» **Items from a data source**
-=-=-
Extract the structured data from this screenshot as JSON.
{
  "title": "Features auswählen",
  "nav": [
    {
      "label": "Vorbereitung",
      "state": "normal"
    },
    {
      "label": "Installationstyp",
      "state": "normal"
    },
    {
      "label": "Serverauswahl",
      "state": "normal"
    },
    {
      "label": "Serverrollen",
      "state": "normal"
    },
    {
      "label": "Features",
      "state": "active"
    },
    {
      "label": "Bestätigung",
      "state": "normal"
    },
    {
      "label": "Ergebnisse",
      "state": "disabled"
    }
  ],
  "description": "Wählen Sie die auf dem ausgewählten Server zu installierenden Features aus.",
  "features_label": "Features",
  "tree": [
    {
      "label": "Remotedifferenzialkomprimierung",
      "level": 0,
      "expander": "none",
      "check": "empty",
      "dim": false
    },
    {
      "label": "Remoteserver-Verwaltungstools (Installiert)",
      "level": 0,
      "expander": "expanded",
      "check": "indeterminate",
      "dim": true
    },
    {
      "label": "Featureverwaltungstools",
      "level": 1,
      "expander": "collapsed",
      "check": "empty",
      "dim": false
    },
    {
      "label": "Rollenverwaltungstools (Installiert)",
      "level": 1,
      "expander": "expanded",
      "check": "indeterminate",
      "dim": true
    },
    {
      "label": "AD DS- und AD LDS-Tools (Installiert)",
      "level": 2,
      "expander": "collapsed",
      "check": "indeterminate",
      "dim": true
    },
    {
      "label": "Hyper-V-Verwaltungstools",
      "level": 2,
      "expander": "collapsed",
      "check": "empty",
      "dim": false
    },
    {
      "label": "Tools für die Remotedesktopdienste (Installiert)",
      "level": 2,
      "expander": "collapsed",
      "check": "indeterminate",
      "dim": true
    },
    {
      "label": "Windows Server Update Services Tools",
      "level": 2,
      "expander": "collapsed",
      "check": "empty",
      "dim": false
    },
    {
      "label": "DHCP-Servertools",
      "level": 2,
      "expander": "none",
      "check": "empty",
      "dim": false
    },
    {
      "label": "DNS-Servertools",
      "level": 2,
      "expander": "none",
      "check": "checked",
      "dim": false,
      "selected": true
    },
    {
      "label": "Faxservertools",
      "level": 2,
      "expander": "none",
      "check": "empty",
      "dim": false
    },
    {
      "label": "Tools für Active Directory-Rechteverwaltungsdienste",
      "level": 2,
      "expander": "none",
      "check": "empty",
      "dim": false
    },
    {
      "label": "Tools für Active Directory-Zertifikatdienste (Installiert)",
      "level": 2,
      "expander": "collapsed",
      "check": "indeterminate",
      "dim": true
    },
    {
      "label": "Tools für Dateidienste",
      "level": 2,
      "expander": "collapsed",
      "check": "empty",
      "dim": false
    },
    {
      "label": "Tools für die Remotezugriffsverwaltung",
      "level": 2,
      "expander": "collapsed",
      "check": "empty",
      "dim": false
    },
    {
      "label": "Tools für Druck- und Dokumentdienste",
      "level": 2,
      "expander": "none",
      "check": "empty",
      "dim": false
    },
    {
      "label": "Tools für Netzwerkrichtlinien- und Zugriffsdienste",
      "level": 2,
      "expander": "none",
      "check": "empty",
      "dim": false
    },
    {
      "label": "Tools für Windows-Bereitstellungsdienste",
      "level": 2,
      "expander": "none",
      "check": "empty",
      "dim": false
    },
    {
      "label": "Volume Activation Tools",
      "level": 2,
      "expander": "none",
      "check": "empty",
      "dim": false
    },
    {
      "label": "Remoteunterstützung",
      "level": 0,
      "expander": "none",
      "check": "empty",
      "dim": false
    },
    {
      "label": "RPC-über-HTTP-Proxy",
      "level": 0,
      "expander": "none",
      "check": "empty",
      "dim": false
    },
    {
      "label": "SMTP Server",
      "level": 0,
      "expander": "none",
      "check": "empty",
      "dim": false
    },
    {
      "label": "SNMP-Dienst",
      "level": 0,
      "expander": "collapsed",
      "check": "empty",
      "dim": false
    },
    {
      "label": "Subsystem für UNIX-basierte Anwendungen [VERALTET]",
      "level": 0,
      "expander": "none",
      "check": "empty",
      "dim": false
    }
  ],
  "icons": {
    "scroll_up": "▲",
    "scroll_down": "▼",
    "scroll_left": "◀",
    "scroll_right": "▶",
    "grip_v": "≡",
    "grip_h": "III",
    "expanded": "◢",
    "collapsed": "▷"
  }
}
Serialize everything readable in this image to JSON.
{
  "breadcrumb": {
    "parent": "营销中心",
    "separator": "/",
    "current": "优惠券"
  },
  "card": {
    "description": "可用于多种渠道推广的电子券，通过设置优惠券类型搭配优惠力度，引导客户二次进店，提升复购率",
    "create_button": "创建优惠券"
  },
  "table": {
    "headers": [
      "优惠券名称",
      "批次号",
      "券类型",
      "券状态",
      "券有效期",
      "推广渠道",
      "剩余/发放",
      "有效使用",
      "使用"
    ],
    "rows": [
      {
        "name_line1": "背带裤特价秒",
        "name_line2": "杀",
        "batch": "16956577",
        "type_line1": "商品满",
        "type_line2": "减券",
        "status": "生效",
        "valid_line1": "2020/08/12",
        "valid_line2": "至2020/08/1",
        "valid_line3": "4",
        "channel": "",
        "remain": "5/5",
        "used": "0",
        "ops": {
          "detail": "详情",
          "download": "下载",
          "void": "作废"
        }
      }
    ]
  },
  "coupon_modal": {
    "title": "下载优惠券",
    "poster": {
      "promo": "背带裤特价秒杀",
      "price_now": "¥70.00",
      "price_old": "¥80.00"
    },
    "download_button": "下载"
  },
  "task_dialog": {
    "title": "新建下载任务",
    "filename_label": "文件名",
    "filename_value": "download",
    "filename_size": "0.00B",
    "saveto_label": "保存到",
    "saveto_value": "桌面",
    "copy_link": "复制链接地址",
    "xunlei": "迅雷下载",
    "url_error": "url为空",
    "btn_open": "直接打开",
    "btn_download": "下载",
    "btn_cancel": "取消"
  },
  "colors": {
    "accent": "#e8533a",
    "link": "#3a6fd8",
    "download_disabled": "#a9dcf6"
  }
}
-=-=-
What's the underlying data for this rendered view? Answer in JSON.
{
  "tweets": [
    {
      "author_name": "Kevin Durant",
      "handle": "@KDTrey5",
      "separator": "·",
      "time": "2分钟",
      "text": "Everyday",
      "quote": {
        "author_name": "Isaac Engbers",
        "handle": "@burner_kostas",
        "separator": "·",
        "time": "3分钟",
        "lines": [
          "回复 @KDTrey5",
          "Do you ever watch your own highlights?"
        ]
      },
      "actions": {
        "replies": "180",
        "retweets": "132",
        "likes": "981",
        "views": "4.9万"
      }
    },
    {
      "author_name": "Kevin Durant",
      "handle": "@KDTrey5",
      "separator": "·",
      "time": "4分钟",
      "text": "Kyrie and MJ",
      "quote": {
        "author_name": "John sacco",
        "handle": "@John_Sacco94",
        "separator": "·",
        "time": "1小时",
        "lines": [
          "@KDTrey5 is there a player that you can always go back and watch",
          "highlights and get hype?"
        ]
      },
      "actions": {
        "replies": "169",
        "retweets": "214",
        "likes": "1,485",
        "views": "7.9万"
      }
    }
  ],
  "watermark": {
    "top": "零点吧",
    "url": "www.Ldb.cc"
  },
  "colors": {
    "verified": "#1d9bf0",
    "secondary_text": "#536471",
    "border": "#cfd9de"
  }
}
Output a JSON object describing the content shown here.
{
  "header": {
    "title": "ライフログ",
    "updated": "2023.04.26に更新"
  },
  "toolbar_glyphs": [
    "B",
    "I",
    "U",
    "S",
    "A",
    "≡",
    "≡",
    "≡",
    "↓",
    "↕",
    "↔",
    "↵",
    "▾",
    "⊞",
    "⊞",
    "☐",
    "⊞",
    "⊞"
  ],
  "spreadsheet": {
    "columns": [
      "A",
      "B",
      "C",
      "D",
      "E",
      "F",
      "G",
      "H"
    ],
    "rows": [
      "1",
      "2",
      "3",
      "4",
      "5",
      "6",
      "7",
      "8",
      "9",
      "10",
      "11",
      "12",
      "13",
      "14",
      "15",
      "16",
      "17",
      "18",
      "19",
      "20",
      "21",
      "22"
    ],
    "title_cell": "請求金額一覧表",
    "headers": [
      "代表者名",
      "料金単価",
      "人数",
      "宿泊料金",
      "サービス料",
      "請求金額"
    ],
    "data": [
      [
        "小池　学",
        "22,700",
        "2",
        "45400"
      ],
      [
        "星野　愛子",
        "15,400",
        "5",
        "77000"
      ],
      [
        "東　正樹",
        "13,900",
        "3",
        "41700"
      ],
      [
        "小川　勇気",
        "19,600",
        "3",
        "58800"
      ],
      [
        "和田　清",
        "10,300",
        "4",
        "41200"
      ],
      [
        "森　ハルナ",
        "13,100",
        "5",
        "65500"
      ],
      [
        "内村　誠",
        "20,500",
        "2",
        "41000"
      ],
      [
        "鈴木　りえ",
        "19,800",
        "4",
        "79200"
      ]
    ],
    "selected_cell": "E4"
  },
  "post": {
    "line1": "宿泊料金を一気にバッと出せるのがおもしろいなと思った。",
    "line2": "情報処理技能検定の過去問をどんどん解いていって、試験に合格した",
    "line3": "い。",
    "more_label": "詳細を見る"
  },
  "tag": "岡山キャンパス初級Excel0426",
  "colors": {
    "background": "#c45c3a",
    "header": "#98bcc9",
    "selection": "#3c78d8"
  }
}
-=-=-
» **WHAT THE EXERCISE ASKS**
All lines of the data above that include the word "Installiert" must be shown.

» **RESULT**
      "label": "Remoteserver-Verwaltungstools (Installiert)",
      "label": "Rollenverwaltungstools (Installiert)",
      "label": "AD DS- und AD LDS-Tools (Installiert)",
      "label": "Tools für die Remotedesktopdienste (Installiert)",
      "label": "Tools für Active Directory-Zertifikatdienste (Installiert)",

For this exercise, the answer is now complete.